## What the task requires
Please return every line of the records that contains the word "this".

--- START ---

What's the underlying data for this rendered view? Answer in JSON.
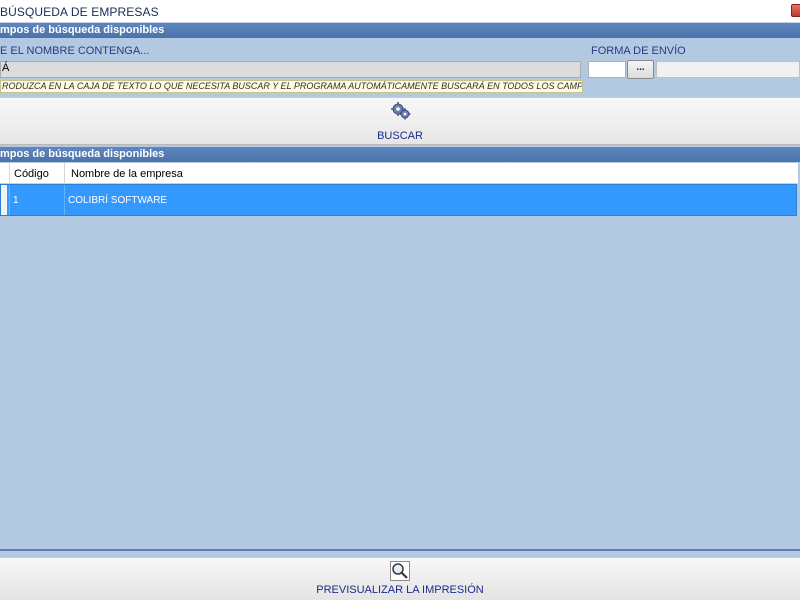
{
  "window": {
    "title": "BÚSQUEDA DE EMPRESAS"
  },
  "filters": {
    "section_title": "mpos de búsqueda disponibles",
    "name_label": "E EL NOMBRE CONTENGA...",
    "name_value": "Á",
    "hint": "RODUZCA EN LA CAJA DE TEXTO LO QUE NECESITA BUSCAR Y EL PROGRAMA AUTOMÁTICAMENTE BUSCARÁ EN TODOS LOS CAMPOS",
    "shipping_label": "FORMA DE ENVÍO",
    "shipping_button": "...",
    "search_button": "BUSCAR",
    "search_icon": "gears-search-icon"
  },
  "results": {
    "section_title": "mpos de búsqueda disponibles",
    "columns": [
      "Código",
      "Nombre de la empresa"
    ],
    "rows": [
      [
        "1",
        "COLIBRÍ SOFTWARE"
      ]
    ],
    "selected_color": "#3399ff"
  },
  "footer": {
    "print_preview_button": "PREVISUALIZAR LA IMPRESIÓN",
    "print_icon": "magnifier-icon"
  }
}
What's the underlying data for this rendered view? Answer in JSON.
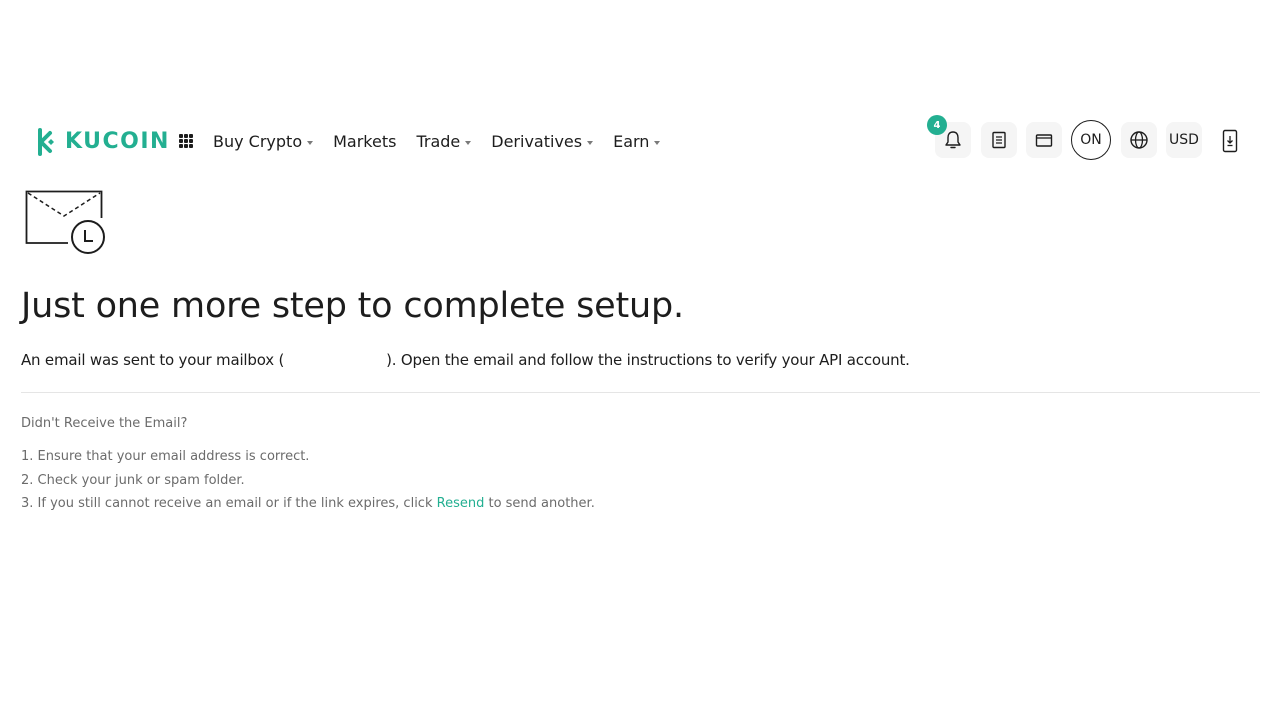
{
  "brand": {
    "name": "KUCOIN",
    "accent_color": "#23af91"
  },
  "nav": {
    "items": [
      {
        "label": "Buy Crypto",
        "has_dropdown": true
      },
      {
        "label": "Markets",
        "has_dropdown": false
      },
      {
        "label": "Trade",
        "has_dropdown": true
      },
      {
        "label": "Derivatives",
        "has_dropdown": true
      },
      {
        "label": "Earn",
        "has_dropdown": true
      }
    ]
  },
  "toolbar": {
    "notification_count": "4",
    "notification_icon": "bell-icon",
    "orders_icon": "document-icon",
    "assets_icon": "wallet-icon",
    "user_initials": "ON",
    "language_icon": "globe-icon",
    "currency": "USD",
    "download_icon": "phone-download-icon"
  },
  "main": {
    "illustration_icon": "envelope-clock-icon",
    "title": "Just one more step to complete setup.",
    "description_prefix": "An email was sent to your mailbox (",
    "description_suffix": "). Open the email and follow the instructions to verify your API account.",
    "help": {
      "title": "Didn't Receive the Email?",
      "steps": [
        "1. Ensure that your email address is correct.",
        "2. Check your junk or spam folder."
      ],
      "step3_prefix": "3. If you still cannot receive an email or if the link expires, click ",
      "step3_link": "Resend",
      "step3_suffix": " to send another."
    }
  }
}
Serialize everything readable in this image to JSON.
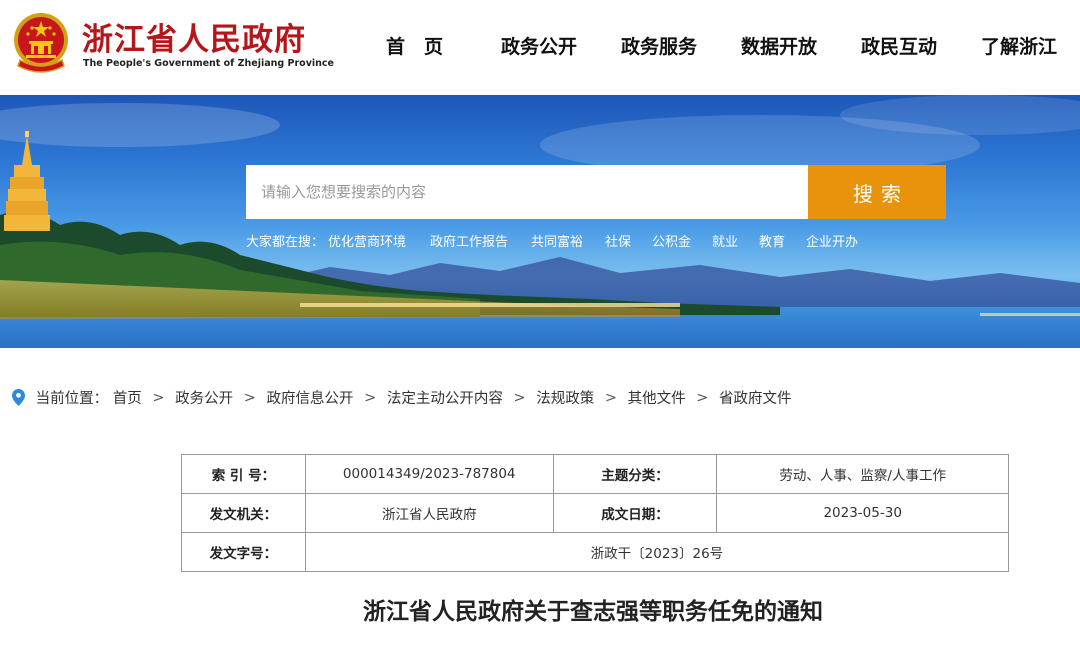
{
  "header": {
    "title": "浙江省人民政府",
    "subtitle": "The People's Government of Zhejiang Province",
    "emblem_icon": "national-emblem-icon"
  },
  "nav": {
    "items": [
      {
        "label": "首　页"
      },
      {
        "label": "政务公开"
      },
      {
        "label": "政务服务"
      },
      {
        "label": "数据开放"
      },
      {
        "label": "政民互动"
      },
      {
        "label": "了解浙江"
      }
    ]
  },
  "search": {
    "placeholder": "请输入您想要搜索的内容",
    "value": "",
    "button_label": "搜索",
    "hot_label": "大家都在搜：",
    "hot_links": [
      "优化营商环境",
      "政府工作报告",
      "共同富裕",
      "社保",
      "公积金",
      "就业",
      "教育",
      "企业开办"
    ]
  },
  "breadcrumb": {
    "icon": "location-pin-icon",
    "label": "当前位置：",
    "items": [
      "首页",
      "政务公开",
      "政府信息公开",
      "法定主动公开内容",
      "法规政策",
      "其他文件",
      "省政府文件"
    ],
    "separator": ">"
  },
  "meta": {
    "index_key": "索 引 号：",
    "index_value": "000014349/2023-787804",
    "topic_key": "主题分类：",
    "topic_value": "劳动、人事、监察/人事工作",
    "issuer_key": "发文机关：",
    "issuer_value": "浙江省人民政府",
    "date_key": "成文日期：",
    "date_value": "2023-05-30",
    "docno_key": "发文字号：",
    "docno_value": "浙政干〔2023〕26号"
  },
  "document": {
    "title": "浙江省人民政府关于查志强等职务任免的通知"
  },
  "colors": {
    "brand_red": "#b4161b",
    "search_orange": "#e8930b",
    "banner_blue": "#2f7ad6"
  }
}
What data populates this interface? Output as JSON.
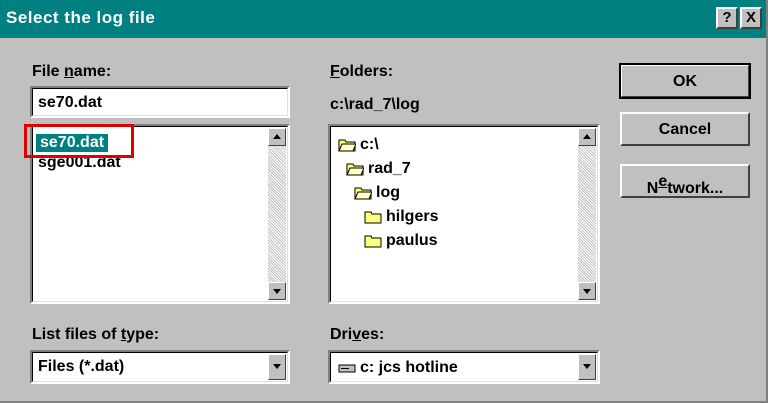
{
  "window": {
    "title": "Select the log file",
    "help_label": "?",
    "close_label": "X"
  },
  "file_name": {
    "label_underlined": "n",
    "label_pre": "File ",
    "label_post": "ame:",
    "value": "se70.dat"
  },
  "file_list": {
    "items": [
      "se70.dat",
      "sge001.dat"
    ],
    "selected_index": 0
  },
  "folders": {
    "label_underlined": "F",
    "label_post": "olders:",
    "current_path": "c:\\rad_7\\log",
    "items": [
      {
        "name": "c:\\",
        "state": "open",
        "indent": 0
      },
      {
        "name": "rad_7",
        "state": "open",
        "indent": 1
      },
      {
        "name": "log",
        "state": "open",
        "indent": 2
      },
      {
        "name": "hilgers",
        "state": "closed",
        "indent": 3
      },
      {
        "name": "paulus",
        "state": "closed",
        "indent": 3
      }
    ]
  },
  "buttons": {
    "ok": "OK",
    "cancel": "Cancel",
    "network_underlined": "e",
    "network_pre": "N",
    "network_post": "twork..."
  },
  "file_type": {
    "label_pre": "List files of ",
    "label_underlined": "t",
    "label_post": "ype:",
    "value": "Files (*.dat)"
  },
  "drives": {
    "label_pre": "Dri",
    "label_underlined": "v",
    "label_post": "es:",
    "value": "c: jcs hotline",
    "icon": "drive-icon"
  },
  "colors": {
    "titlebar": "#008080",
    "face": "#c0c0c0",
    "selection": "#008080",
    "highlight_box": "#e00000"
  }
}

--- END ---

## Exercise response
What's the underlying data for this rendered view? Answer in JSON.
What's the underlying data for this rendered view? Answer in JSON.
Serialize everything readable in this image to JSON.
What data populates this interface? Output as JSON.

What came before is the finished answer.